━━━ RECORDS SHOWN
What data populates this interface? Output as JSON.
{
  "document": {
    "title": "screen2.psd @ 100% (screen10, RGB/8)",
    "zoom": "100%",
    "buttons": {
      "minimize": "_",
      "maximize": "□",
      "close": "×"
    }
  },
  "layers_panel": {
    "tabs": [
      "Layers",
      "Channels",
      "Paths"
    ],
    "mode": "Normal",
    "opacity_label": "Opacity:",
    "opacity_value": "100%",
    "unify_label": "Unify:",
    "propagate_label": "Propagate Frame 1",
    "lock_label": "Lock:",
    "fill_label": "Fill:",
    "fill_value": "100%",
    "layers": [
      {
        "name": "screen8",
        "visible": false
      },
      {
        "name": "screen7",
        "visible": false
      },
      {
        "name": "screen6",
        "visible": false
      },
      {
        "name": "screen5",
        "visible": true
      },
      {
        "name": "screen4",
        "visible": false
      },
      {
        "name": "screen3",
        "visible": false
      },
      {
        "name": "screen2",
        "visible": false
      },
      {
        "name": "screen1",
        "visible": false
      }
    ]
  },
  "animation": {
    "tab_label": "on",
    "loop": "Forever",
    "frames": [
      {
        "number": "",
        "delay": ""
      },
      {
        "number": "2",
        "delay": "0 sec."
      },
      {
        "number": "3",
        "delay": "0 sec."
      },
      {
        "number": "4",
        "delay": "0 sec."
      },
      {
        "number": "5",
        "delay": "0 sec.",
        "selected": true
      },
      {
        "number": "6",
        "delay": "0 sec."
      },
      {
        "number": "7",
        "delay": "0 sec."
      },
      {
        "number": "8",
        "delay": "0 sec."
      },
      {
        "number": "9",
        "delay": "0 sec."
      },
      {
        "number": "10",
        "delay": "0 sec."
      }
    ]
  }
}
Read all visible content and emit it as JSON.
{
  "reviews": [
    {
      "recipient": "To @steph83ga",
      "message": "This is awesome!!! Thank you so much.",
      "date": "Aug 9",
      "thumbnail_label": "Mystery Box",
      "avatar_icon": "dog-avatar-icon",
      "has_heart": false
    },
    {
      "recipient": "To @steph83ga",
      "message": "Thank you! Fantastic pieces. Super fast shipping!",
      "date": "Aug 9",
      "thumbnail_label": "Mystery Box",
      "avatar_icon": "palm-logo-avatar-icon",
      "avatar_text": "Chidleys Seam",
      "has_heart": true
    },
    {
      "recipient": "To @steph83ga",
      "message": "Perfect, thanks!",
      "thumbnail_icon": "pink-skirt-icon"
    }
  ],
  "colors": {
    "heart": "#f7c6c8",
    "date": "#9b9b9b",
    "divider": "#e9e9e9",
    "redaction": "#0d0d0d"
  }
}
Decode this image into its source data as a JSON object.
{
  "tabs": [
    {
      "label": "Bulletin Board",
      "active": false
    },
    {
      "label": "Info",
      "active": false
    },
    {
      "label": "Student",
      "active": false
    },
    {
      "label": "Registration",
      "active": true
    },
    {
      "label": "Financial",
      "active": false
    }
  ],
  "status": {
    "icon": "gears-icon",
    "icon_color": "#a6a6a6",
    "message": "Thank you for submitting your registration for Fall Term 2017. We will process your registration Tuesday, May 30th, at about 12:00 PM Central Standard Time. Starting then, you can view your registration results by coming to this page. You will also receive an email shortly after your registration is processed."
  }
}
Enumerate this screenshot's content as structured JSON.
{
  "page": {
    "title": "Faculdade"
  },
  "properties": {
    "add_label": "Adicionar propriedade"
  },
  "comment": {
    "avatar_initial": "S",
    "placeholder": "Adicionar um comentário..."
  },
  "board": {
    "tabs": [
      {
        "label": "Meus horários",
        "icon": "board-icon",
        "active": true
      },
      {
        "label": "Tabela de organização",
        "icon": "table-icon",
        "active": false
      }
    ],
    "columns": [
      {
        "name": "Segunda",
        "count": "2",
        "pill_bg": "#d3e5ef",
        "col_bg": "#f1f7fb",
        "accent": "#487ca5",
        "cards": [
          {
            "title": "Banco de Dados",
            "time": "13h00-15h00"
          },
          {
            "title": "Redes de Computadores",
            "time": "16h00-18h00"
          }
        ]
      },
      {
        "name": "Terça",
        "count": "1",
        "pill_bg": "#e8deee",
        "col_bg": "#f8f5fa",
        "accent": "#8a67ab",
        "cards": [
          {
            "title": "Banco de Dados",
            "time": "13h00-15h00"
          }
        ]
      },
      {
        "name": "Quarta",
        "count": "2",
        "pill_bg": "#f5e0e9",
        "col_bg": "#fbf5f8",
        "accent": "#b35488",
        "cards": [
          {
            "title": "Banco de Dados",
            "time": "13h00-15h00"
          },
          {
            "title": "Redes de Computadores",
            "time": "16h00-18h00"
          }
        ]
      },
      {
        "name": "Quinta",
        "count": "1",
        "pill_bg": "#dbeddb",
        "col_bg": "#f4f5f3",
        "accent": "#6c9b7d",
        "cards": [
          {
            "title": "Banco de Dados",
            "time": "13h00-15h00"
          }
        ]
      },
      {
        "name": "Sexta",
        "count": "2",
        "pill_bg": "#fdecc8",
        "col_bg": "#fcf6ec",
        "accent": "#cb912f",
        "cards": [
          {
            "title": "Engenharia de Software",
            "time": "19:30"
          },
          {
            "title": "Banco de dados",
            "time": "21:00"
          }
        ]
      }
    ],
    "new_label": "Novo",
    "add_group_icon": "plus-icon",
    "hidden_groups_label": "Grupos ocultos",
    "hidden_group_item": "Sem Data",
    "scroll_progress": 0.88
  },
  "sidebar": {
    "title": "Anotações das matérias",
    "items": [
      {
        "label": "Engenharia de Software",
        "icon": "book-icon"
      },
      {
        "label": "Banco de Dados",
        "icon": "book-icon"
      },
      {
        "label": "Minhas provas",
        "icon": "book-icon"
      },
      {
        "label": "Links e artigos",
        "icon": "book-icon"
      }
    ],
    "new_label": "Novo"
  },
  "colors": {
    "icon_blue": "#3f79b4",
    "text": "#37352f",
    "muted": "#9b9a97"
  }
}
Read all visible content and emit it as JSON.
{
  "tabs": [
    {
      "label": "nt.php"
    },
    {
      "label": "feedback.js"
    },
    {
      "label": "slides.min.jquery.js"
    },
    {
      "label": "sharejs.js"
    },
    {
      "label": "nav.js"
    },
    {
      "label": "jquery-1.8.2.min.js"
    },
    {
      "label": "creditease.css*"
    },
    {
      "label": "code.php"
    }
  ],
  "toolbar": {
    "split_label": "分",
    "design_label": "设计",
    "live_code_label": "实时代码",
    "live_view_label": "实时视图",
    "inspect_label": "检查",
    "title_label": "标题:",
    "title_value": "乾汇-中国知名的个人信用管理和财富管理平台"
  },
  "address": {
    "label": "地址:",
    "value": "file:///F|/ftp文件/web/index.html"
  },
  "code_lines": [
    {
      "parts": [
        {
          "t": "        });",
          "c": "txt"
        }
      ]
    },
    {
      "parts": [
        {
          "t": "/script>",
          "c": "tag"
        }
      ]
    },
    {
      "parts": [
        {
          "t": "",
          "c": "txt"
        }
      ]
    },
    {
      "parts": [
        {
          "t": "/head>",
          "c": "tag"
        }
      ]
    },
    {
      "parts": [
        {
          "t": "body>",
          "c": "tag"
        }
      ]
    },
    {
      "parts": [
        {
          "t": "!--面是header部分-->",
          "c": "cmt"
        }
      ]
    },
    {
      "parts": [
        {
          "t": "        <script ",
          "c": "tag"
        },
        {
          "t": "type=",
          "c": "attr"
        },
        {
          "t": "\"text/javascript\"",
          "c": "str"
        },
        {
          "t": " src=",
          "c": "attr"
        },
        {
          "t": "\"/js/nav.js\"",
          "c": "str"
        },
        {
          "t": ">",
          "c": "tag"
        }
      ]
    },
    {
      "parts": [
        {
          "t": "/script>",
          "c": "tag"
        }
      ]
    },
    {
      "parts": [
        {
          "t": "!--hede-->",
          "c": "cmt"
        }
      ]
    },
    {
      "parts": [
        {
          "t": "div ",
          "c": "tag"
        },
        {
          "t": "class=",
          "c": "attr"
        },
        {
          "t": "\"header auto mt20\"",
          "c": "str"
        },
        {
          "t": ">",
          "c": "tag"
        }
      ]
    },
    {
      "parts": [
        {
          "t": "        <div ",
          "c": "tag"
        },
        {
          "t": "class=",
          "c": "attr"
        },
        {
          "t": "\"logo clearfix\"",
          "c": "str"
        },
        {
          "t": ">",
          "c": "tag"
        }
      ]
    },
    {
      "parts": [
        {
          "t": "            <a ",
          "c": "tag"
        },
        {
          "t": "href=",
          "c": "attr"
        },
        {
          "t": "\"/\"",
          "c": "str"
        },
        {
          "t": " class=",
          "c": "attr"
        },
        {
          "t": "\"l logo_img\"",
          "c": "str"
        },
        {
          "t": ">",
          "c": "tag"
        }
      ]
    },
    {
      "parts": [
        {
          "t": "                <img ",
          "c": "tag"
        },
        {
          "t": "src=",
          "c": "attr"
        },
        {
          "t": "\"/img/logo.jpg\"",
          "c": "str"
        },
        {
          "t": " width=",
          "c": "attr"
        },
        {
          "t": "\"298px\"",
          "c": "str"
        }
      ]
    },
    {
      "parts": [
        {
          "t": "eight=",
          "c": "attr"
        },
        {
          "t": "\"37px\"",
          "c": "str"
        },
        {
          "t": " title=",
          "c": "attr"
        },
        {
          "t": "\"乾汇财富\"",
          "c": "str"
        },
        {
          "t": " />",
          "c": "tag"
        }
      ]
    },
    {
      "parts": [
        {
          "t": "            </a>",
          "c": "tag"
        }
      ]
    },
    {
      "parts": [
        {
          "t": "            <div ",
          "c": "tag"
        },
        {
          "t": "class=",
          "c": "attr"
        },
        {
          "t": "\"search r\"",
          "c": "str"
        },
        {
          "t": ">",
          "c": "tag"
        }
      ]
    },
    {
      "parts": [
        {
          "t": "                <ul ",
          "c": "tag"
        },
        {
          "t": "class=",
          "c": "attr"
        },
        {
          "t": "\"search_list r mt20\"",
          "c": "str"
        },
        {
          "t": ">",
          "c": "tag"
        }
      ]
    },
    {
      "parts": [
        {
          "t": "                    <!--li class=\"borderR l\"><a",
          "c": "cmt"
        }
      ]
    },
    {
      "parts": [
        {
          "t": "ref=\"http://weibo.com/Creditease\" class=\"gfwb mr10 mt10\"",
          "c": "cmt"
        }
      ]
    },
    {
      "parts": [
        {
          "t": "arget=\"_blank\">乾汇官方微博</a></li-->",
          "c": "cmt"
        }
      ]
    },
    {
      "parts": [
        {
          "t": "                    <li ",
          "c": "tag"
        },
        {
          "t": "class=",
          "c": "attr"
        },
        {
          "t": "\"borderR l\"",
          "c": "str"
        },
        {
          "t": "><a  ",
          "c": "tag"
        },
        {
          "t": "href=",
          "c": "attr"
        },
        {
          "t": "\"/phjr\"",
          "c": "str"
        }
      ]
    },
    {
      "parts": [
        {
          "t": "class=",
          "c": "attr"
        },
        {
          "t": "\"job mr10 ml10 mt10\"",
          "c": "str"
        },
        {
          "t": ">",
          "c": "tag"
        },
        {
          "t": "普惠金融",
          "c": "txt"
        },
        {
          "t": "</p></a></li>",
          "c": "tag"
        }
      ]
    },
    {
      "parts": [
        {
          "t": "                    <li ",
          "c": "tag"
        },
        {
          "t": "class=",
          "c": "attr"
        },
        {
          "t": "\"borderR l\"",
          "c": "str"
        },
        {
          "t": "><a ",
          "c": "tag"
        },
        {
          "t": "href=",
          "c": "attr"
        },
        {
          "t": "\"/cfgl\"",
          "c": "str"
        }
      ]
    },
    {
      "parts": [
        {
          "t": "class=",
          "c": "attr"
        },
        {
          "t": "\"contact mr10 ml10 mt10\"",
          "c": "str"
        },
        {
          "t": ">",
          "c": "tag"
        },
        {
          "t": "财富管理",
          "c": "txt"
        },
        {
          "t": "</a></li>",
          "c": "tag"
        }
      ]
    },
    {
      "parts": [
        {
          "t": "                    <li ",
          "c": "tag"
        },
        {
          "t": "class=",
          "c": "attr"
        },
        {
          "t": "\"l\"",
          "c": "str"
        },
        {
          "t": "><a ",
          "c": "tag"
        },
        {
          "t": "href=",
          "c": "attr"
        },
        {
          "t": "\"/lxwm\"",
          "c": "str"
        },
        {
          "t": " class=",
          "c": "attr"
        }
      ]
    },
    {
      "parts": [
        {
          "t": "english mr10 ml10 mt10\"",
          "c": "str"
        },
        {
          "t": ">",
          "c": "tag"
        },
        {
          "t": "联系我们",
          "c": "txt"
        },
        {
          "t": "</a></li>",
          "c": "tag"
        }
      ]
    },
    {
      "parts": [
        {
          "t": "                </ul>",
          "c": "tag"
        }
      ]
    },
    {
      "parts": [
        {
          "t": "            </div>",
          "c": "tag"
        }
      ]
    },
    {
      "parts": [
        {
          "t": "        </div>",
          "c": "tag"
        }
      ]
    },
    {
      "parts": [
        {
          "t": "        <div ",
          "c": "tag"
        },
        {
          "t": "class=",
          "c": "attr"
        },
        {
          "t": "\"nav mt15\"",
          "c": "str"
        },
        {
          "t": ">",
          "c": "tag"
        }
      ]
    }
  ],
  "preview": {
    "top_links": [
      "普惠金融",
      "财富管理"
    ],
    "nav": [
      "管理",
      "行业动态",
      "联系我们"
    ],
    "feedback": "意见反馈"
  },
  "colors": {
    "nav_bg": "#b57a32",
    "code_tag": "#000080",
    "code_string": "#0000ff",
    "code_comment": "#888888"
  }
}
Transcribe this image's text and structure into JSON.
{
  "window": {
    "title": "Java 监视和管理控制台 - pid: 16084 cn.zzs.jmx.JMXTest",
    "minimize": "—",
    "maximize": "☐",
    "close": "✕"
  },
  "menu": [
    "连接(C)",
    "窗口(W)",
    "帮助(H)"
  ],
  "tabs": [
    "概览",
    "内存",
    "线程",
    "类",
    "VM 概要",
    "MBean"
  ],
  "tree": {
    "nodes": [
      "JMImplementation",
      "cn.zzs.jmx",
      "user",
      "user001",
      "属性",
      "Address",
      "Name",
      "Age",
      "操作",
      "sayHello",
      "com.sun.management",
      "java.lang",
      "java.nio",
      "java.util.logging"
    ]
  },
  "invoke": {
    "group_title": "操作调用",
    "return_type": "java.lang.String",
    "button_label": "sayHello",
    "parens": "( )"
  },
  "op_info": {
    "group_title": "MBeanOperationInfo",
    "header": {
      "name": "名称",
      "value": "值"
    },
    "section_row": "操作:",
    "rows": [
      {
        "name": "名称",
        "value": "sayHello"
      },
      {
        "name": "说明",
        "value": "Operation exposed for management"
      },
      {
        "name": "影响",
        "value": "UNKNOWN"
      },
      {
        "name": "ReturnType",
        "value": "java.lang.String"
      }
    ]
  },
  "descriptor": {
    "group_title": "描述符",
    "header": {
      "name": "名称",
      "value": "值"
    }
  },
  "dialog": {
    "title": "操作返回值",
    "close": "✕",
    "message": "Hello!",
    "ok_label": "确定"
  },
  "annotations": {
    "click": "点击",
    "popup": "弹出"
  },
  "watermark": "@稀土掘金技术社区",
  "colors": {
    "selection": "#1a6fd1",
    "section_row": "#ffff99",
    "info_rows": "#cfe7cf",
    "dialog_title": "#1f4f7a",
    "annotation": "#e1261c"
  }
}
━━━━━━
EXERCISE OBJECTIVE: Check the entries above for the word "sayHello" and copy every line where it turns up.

ANSWER SECTION:
      "sayHello",
    "button_label": "sayHello",
        "value": "sayHello"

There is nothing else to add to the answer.